The phrase; ‘Is he like that in real life,’ was overheard one too many times at comedian Mark Kariahuua’s ‘Black and Adulting’ solo showpiece last Friday.
Whether or not a member of the audience was referring to the comic’s theatrics throughout the night, or their randomness from one topic to the next with back to back punchlines, is not clear. But what is certain though is that Mark is one of the few effortlessly funny comedians in the country. And admittedly he is not that different when at home with his folks. Last Friday night, the comedian tore through the audience with his unique brand of comedy framed around growing up in a black household and black community. Visibly taken from a page in the story of his life, Mark pulled off a balancing act between ranting on how he did not ask to be born and fussing about how he is not ready to die. And here, it became clear that the years of trying to make a mark on the comedy stage has finally brought out the best in this Okakarara native, whose smirk reminds you that nothing is too consecrated to laugh at.
“Just imagine what would’ve happened if heaven was run by the Ovaherero people. No let me tell you, there would be no order whatsoever,” the comedian jibed, going off about how the Ovaherero would be preoccupied with their debates on who should be God instead of manning the entry. This of course resulting in utter chaos, with all hellbound characters entering and defiling that place.
He gets somewhat domestic when he talks about his run-ins with his ‘bad news’ uncles and aunts. These are the relatives whose arrivals normally herald a death in the family, or the release of fresh gossip. Here the patrons were transported into his mindset, which they discovered is full of uncomfortable encounters with people who are much more talkative than he is. “It gets really draining when you have to keep explaining to the same folks that comedy is actually your job. They keep hitting you with that, ‘so people actually pay you to talk’ question,” Mark reveals.
The sad reality of how local comedians are in reality yet to reach a real payday. “Yes we’re broke, but one has to keep that on the low you know. Like, I can’t be seen buying half a loaf of bread. And if anyone recognises me in a taxi, I vehemently deny that I even know me,” he says amidst a burst of laughter from the audience.

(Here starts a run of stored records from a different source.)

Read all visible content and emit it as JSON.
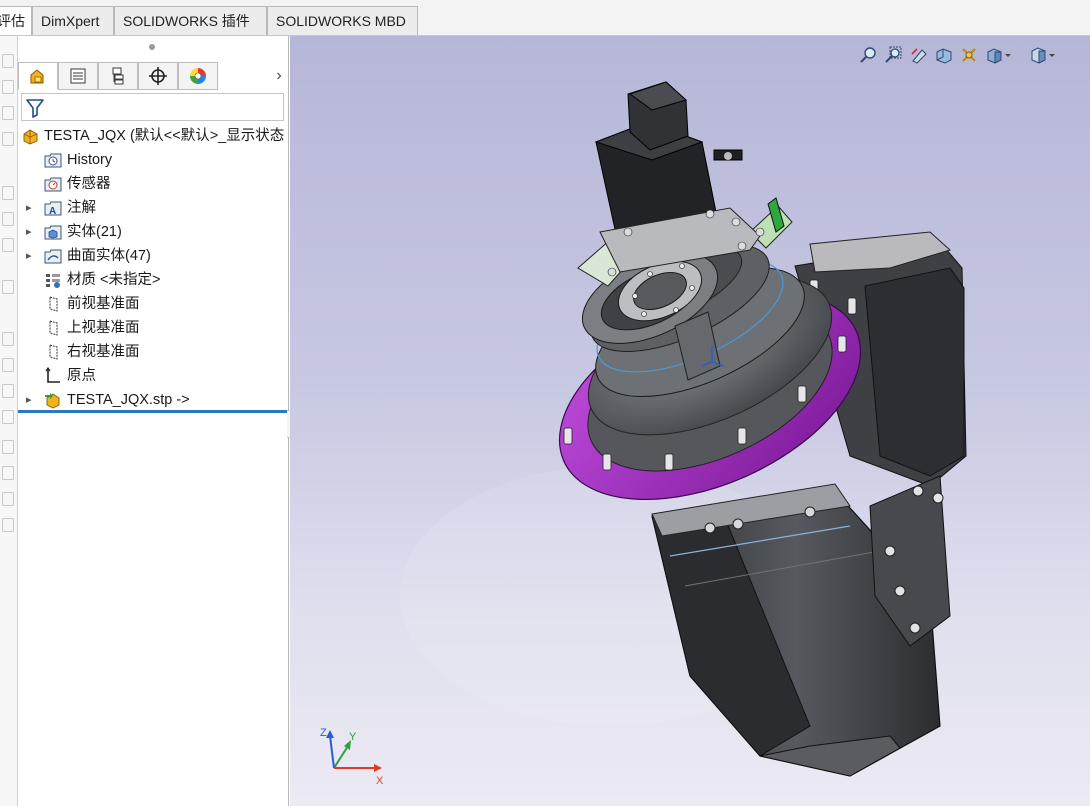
{
  "command_tabs": [
    {
      "label": "评估",
      "active": true
    },
    {
      "label": "DimXpert",
      "active": false
    },
    {
      "label": "SOLIDWORKS 插件",
      "active": false
    },
    {
      "label": "SOLIDWORKS MBD",
      "active": false
    }
  ],
  "feature_manager": {
    "tabs": [
      {
        "icon": "feature-manager-icon",
        "active": true
      },
      {
        "icon": "property-manager-icon",
        "active": false
      },
      {
        "icon": "configuration-manager-icon",
        "active": false
      },
      {
        "icon": "dimxpert-manager-icon",
        "active": false
      },
      {
        "icon": "display-manager-icon",
        "active": false
      }
    ],
    "more_glyph": "›",
    "filter_icon": "filter-icon",
    "tree": {
      "root": "TESTA_JQX  (默认<<默认>_显示状态",
      "items": [
        {
          "label": "History",
          "icon": "history-folder-icon",
          "expandable": false
        },
        {
          "label": "传感器",
          "icon": "sensors-folder-icon",
          "expandable": false
        },
        {
          "label": "注解",
          "icon": "annotations-folder-icon",
          "expandable": true
        },
        {
          "label": "实体(21)",
          "icon": "solid-bodies-folder-icon",
          "expandable": true
        },
        {
          "label": "曲面实体(47)",
          "icon": "surface-bodies-folder-icon",
          "expandable": true
        },
        {
          "label": "材质 <未指定>",
          "icon": "material-icon",
          "expandable": false
        },
        {
          "label": "前视基准面",
          "icon": "plane-icon",
          "expandable": false
        },
        {
          "label": "上视基准面",
          "icon": "plane-icon",
          "expandable": false
        },
        {
          "label": "右视基准面",
          "icon": "plane-icon",
          "expandable": false
        },
        {
          "label": "原点",
          "icon": "origin-icon",
          "expandable": false
        },
        {
          "label": "TESTA_JQX.stp ->",
          "icon": "imported-part-icon",
          "expandable": true
        }
      ]
    }
  },
  "heads_up_toolbar": [
    {
      "icon": "zoom-to-fit-icon"
    },
    {
      "icon": "zoom-to-area-icon"
    },
    {
      "icon": "previous-view-icon"
    },
    {
      "icon": "section-view-icon"
    },
    {
      "icon": "dynamic-annotation-icon"
    },
    {
      "icon": "view-orientation-icon"
    },
    {
      "icon": "display-style-icon"
    }
  ],
  "triad": {
    "x": "X",
    "y": "Y",
    "z": "Z"
  },
  "colors": {
    "accent_purple": "#a326c8",
    "body_dark": "#3d3f44",
    "selection_blue": "#2c78c2",
    "viewport_top": "#b6b7d8"
  }
}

All things considered the night unveiled another one of Mark’s talents. He may come across as a typical Okakarara lad with a knack for humour and a sheepish grin. But he can throw a remix over a Bruno Mars song with total conviction, and his lyrical delivery and dance moves are hilariously authentic as proven in his version of Mars and Cardi B’s song titled Finesse which he renamed Omaere [cultured milk], accompanied by Helouise Goraseb on the rhymes. The comedian’s set was preceded by a performance by the evergreen Big Ben who did not cease to amaze. This is the third time that Mark fills up a venue and delivers a showstopper after his previous two solo acts reach similar feats.